The first pears in America date back to the 1620s, when early colonists planted the first pear tree. Today, pears are produced predominantly in three states – Washington, Oregon, and California. Their peak season is August through early November.
Pears are an excellent source of fiber, predominantly pectin, which reduces cholesterol and supports good digestive and colon health. Much of the fiber is found in the skin, so be sure to eat it!
In speaking of the skin, be sure to buy your pears organic. Conventional pears receive an average of 10 pesticide applications per season, in addition to fungicide, herbicide and possible sulfite treatments. They are one of the most toxic conventional fruits in our supermarkets today.
Make the effort to go organic, and pears are one of the healthiest foods for just about everyone. They are hypoallergenic, meaning it is highly unlikely that you or anyone in your family will suffer an allergic response. This is why pear is often recommended as a first choice for babies.
Pears also contain vitamin C, copper, vitamin K, vitamin E, Riboflavin, and potassium. A better source of potassium than a banana, if you can believe it!
Freshly squeezed pear juice is a great remedy for a hangover. This is not to be confused with the prickly-pear cactus, also useful for hangovers, though not at all related to the pear. For juicing, firm pears are recommended.
Finally, pears are a cooling food, clearing both heat and mucus. Combining pears with warming spices is particularly beneficial in the cooler months. You can find my recipe for Spiced Pears With Chocolate Sauce here.

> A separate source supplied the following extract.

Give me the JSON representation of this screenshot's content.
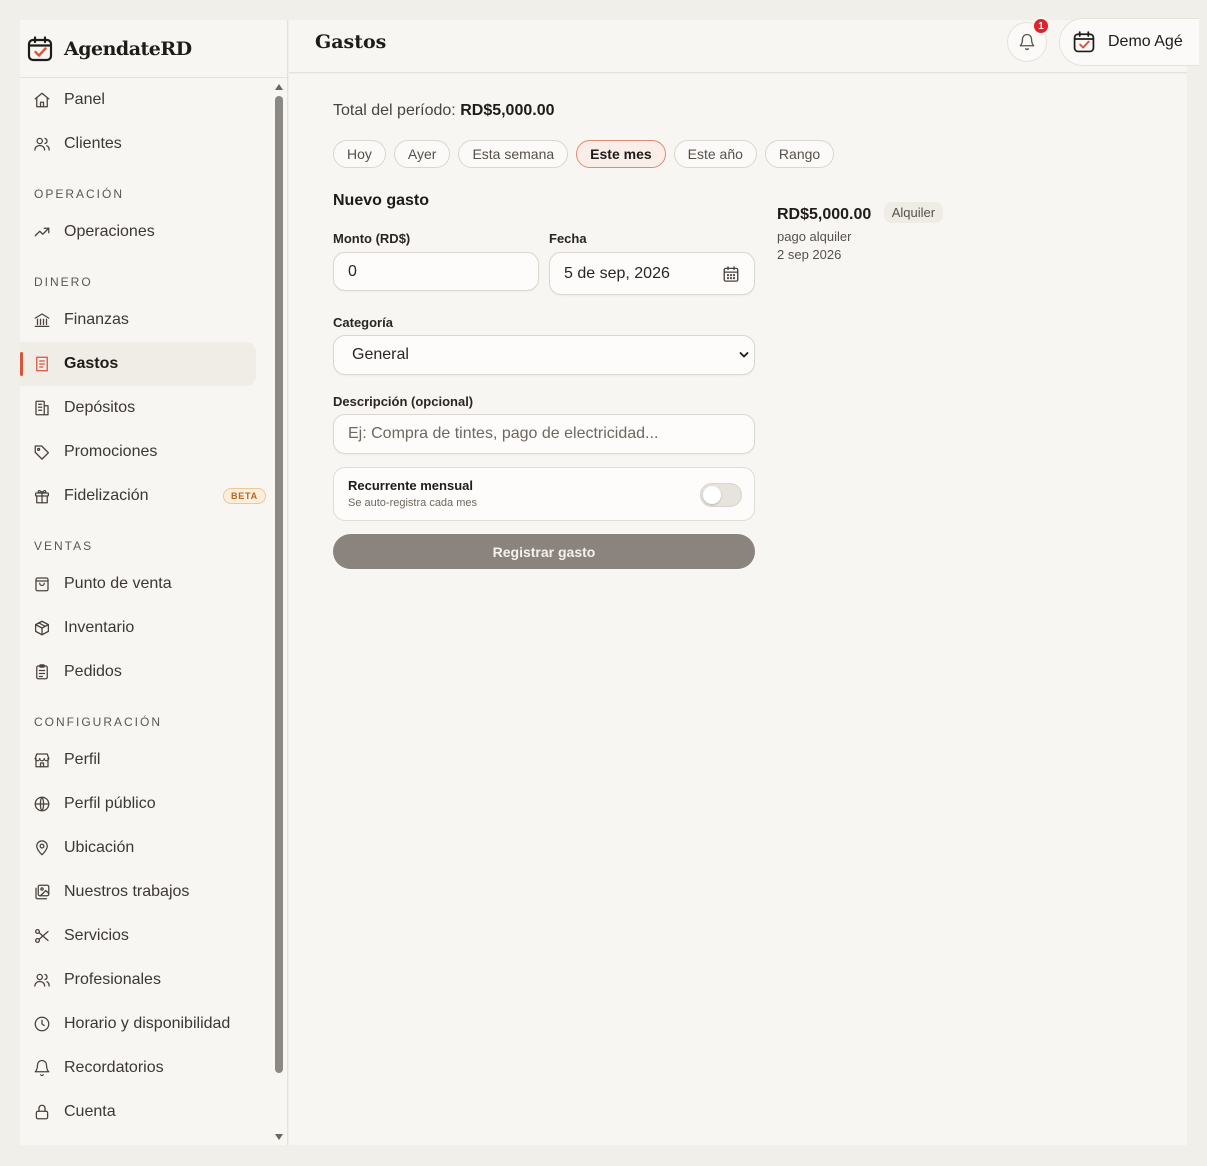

Purchasing and Storing Pears:
Pears are picked hard off the pear tree to prevent over-ripening. Choose firm pears and prepare to ripen them at room temperature for 3-5 days. Alternatively, you can ripen them in a paper (not plastic) bag. This will shorten the time it takes to ripen by 1-2 days. Once ripe, they can be refrigerated to stop over-ripening, but should be eaten rather quickly.

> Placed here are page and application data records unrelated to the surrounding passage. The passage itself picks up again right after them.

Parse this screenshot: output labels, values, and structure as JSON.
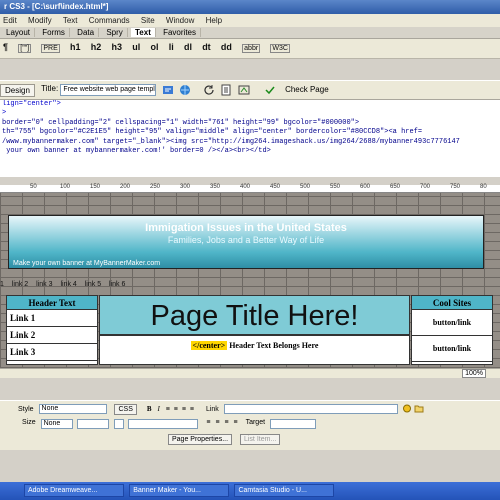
{
  "window": {
    "title": "r CS3 - [C:\\surf\\index.html*]"
  },
  "menubar": [
    "Edit",
    "Modify",
    "Text",
    "Commands",
    "Site",
    "Window",
    "Help"
  ],
  "insert_tabs": [
    "Layout",
    "Forms",
    "Data",
    "Spry",
    "Text",
    "Favorites"
  ],
  "insert_active_tab": "Text",
  "insert_buttons": [
    "¶",
    "[\"\"]",
    "PRE",
    "h1",
    "h2",
    "h3",
    "ul",
    "ol",
    "li",
    "dl",
    "dt",
    "dd",
    "abbr",
    "W3C"
  ],
  "doc_toolbar": {
    "design_label": "Design",
    "title_label": "Title:",
    "title_value": "Free website web page templa",
    "check_page_label": "Check Page"
  },
  "code_lines": [
    "lign=\"center\">",
    ">",
    "border=\"0\" cellpadding=\"2\" cellspacing=\"1\" width=\"761\" height=\"99\" bgcolor=\"#000000\">",
    "",
    "th=\"755\" bgcolor=\"#C2E1E5\" height=\"95\" valign=\"middle\" align=\"center\" bordercolor=\"#80CCD8\"><a href=",
    "/www.mybannermaker.com\" target=\"_blank\"><img src=\"http://img264.imageshack.us/img264/2688/mybanner493c7776147",
    " your own banner at mybannermaker.com!' border=0 /></a><br></td>"
  ],
  "ruler_ticks": [
    "50",
    "100",
    "150",
    "200",
    "250",
    "300",
    "350",
    "400",
    "450",
    "500",
    "550",
    "600",
    "650",
    "700",
    "750",
    "80"
  ],
  "banner": {
    "title": "Immigation Issues in the United States",
    "subtitle": "Families, Jobs and a Better Way of Life",
    "credit": "Make your own banner at MyBannerMaker.com"
  },
  "link_row": [
    "1",
    "link 2",
    "link 3",
    "link 4",
    "link 5",
    "link 6"
  ],
  "left_column": {
    "header": "Header Text",
    "links": [
      "Link 1",
      "Link 2",
      "Link 3"
    ]
  },
  "center": {
    "page_title": "Page Title Here!",
    "tag_marker": "</center>",
    "header_text": "Header Text Belongs Here"
  },
  "right_column": {
    "header": "Cool Sites",
    "links": [
      "button/link",
      "button/link"
    ]
  },
  "status": {
    "zoom": "100%"
  },
  "properties": {
    "style_label": "Style",
    "style_value": "None",
    "css_label": "CSS",
    "size_label": "Size",
    "size_value": "None",
    "link_label": "Link",
    "target_label": "Target",
    "page_properties_label": "Page Properties...",
    "list_item_label": "List Item..."
  },
  "taskbar": [
    "Adobe Dreamweave...",
    "Banner Maker - You...",
    "Camtasia Studio - U..."
  ]
}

Enjoy your pears whole and raw, or in salads and smoothies. Pears can be poached with spices, or served with raw goat cheese. Try slicing pears into your favorite breakfast oatmeal, quinoa or other breakfast porridge. Finally, if decadence is what you seek, pears are delicious with chocolate.
To prevent raw pears from browning, add a sprinkle of fresh lemon juice.